━━━━━ EXTRACTED INFORMATION ━━━━━
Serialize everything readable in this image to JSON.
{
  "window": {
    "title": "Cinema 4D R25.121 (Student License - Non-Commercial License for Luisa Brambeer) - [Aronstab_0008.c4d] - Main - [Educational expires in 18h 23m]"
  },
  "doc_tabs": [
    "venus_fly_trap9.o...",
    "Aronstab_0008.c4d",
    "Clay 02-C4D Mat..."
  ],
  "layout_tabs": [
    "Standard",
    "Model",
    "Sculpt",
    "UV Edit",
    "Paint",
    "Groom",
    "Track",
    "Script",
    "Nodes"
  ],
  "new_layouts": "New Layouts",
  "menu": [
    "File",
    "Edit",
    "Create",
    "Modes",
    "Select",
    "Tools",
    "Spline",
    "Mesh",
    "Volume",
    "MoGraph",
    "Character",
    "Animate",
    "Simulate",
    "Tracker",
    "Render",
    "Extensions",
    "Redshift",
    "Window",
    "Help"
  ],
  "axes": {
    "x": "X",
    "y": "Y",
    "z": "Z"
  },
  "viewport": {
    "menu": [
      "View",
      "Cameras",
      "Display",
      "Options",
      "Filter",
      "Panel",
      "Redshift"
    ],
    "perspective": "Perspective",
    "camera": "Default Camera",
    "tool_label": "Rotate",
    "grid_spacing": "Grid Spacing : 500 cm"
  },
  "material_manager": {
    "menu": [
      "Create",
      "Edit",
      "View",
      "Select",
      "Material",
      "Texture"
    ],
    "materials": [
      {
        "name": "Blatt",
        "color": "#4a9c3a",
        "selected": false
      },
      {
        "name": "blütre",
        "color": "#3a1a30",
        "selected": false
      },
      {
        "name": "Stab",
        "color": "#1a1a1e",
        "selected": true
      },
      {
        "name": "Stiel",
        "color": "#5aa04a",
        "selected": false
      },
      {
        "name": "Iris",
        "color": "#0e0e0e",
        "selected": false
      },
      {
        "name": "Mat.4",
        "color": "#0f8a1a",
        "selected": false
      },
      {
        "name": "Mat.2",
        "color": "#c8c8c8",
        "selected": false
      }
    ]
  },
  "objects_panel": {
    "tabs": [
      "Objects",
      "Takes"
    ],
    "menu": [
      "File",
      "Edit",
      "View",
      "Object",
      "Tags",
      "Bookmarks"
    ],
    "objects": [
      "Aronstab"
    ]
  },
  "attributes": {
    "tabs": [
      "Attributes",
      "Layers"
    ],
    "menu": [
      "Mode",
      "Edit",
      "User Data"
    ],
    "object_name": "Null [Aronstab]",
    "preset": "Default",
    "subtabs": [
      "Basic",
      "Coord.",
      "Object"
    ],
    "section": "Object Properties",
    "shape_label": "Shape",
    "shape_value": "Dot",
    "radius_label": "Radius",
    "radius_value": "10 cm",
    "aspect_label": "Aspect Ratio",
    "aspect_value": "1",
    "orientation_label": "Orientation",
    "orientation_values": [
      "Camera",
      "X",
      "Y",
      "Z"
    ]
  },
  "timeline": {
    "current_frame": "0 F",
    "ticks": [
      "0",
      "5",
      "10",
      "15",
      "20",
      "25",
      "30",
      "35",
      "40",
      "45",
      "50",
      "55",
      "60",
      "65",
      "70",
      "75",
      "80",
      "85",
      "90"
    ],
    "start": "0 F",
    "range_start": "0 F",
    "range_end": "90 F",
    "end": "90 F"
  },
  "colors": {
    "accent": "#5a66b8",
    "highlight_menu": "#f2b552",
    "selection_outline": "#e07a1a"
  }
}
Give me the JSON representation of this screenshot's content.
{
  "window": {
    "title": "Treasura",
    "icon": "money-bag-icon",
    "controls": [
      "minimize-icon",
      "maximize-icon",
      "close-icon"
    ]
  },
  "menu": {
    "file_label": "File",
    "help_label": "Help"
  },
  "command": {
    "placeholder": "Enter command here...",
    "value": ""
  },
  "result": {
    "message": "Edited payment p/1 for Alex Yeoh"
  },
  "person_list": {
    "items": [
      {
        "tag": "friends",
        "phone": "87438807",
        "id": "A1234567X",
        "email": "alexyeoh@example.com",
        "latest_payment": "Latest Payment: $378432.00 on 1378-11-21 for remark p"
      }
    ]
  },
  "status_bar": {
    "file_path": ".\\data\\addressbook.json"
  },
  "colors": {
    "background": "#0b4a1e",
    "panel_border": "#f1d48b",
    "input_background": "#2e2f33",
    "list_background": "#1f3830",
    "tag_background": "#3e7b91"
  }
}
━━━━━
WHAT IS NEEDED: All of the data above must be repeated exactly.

RESULT:
Serialize everything readable in this image to JSON.
{
  "window": {
    "title": "Cinema 4D R25.121 (Student License - Non-Commercial License for Luisa Brambeer) - [Aronstab_0008.c4d] - Main - [Educational expires in 18h 23m]"
  },
  "doc_tabs": [
    "venus_fly_trap9.o...",
    "Aronstab_0008.c4d",
    "Clay 02-C4D Mat..."
  ],
  "layout_tabs": [
    "Standard",
    "Model",
    "Sculpt",
    "UV Edit",
    "Paint",
    "Groom",
    "Track",
    "Script",
    "Nodes"
  ],
  "new_layouts": "New Layouts",
  "menu": [
    "File",
    "Edit",
    "Create",
    "Modes",
    "Select",
    "Tools",
    "Spline",
    "Mesh",
    "Volume",
    "MoGraph",
    "Character",
    "Animate",
    "Simulate",
    "Tracker",
    "Render",
    "Extensions",
    "Redshift",
    "Window",
    "Help"
  ],
  "axes": {
    "x": "X",
    "y": "Y",
    "z": "Z"
  },
  "viewport": {
    "menu": [
      "View",
      "Cameras",
      "Display",
      "Options",
      "Filter",
      "Panel",
      "Redshift"
    ],
    "perspective": "Perspective",
    "camera": "Default Camera",
    "tool_label": "Rotate",
    "grid_spacing": "Grid Spacing : 500 cm"
  },
  "material_manager": {
    "menu": [
      "Create",
      "Edit",
      "View",
      "Select",
      "Material",
      "Texture"
    ],
    "materials": [
      {
        "name": "Blatt",
        "color": "#4a9c3a",
        "selected": false
      },
      {
        "name": "blütre",
        "color": "#3a1a30",
        "selected": false
      },
      {
        "name": "Stab",
        "color": "#1a1a1e",
        "selected": true
      },
      {
        "name": "Stiel",
        "color": "#5aa04a",
        "selected": false
      },
      {
        "name": "Iris",
        "color": "#0e0e0e",
        "selected": false
      },
      {
        "name": "Mat.4",
        "color": "#0f8a1a",
        "selected": false
      },
      {
        "name": "Mat.2",
        "color": "#c8c8c8",
        "selected": false
      }
    ]
  },
  "objects_panel": {
    "tabs": [
      "Objects",
      "Takes"
    ],
    "menu": [
      "File",
      "Edit",
      "View",
      "Object",
      "Tags",
      "Bookmarks"
    ],
    "objects": [
      "Aronstab"
    ]
  },
  "attributes": {
    "tabs": [
      "Attributes",
      "Layers"
    ],
    "menu": [
      "Mode",
      "Edit",
      "User Data"
    ],
    "object_name": "Null [Aronstab]",
    "preset": "Default",
    "subtabs": [
      "Basic",
      "Coord.",
      "Object"
    ],
    "section": "Object Properties",
    "shape_label": "Shape",
    "shape_value": "Dot",
    "radius_label": "Radius",
    "radius_value": "10 cm",
    "aspect_label": "Aspect Ratio",
    "aspect_value": "1",
    "orientation_label": "Orientation",
    "orientation_values": [
      "Camera",
      "X",
      "Y",
      "Z"
    ]
  },
  "timeline": {
    "current_frame": "0 F",
    "ticks": [
      "0",
      "5",
      "10",
      "15",
      "20",
      "25",
      "30",
      "35",
      "40",
      "45",
      "50",
      "55",
      "60",
      "65",
      "70",
      "75",
      "80",
      "85",
      "90"
    ],
    "start": "0 F",
    "range_start": "0 F",
    "range_end": "90 F",
    "end": "90 F"
  },
  "colors": {
    "accent": "#5a66b8",
    "highlight_menu": "#f2b552",
    "selection_outline": "#e07a1a"
  }
}
Give me the JSON representation of this screenshot's content.
{
  "window": {
    "title": "Treasura",
    "icon": "money-bag-icon",
    "controls": [
      "minimize-icon",
      "maximize-icon",
      "close-icon"
    ]
  },
  "menu": {
    "file_label": "File",
    "help_label": "Help"
  },
  "command": {
    "placeholder": "Enter command here...",
    "value": ""
  },
  "result": {
    "message": "Edited payment p/1 for Alex Yeoh"
  },
  "person_list": {
    "items": [
      {
        "tag": "friends",
        "phone": "87438807",
        "id": "A1234567X",
        "email": "alexyeoh@example.com",
        "latest_payment": "Latest Payment: $378432.00 on 1378-11-21 for remark p"
      }
    ]
  },
  "status_bar": {
    "file_path": ".\\data\\addressbook.json"
  },
  "colors": {
    "background": "#0b4a1e",
    "panel_border": "#f1d48b",
    "input_background": "#2e2f33",
    "list_background": "#1f3830",
    "tag_background": "#3e7b91"
  }
}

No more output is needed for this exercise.